Self-judgment is not dependent on others¶ perceptions but rather on consequences & intentions of actions. III. Considers needs of self and others. Increased social participation. Morality of Nonviolence 8. Sees self and others as morally equal Assumes responsibilities for own decisions. Basic tenet to hurt no one including self. Accepts existence of a deity. not on others¶ responses. Questions values & religious beliefs in an attempt to form own identity. Appreciates others¶ viewpoints. Imitates parental behaviors and attitudes about religion and spirituality.Transition 2: From Goodness to Truth May use guilt to manipulate others when attempting to ³help. Conflict between selfishness and selflessness. Wants to help others while being responsible to self. Assumes responsibility for own attitudes & beliefs. Accepts concept of reciprocal fairness. Toddlerpreschooler Stage 2: Mythicalliteral faith School-aged child Stage 3: Syntheticconventional faith Stage 4: Individuative- Adolescent Late adolescent & young adult . Religious & moral beliefs are symbolized by stories. Fowler¶s Stages of Faith STAGE Pre-stage: Undifferentiated faith Stage 1: Intuitiveprojective faith AGE Infant CHARACTERISTICS Trust. Has no real understanding of spiritual concepts.´ Decisions based on intentions & consequences. hope and love compete with environmental inconsistencies or threats if abandonment.

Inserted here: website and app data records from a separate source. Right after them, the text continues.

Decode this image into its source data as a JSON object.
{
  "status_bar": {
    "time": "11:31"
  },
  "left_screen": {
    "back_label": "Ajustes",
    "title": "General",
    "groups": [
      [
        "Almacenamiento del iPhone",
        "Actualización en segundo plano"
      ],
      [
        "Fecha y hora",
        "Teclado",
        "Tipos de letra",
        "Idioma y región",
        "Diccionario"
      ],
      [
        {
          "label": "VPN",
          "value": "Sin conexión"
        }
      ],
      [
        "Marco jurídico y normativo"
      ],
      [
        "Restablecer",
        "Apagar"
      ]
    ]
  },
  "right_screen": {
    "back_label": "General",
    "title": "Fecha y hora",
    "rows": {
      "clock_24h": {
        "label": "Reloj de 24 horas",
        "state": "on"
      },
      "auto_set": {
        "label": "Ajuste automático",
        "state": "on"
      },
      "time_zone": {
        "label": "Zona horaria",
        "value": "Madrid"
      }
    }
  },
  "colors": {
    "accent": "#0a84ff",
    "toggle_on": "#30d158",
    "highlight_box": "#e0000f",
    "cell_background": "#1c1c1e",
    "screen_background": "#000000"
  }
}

Makes concepts of love & justice tangible. .reflective faith Stage 5: Conjunctive faith Stage 6: Universalizing faith Adult Adult Integrates other perspectives about faith into own definition of truth.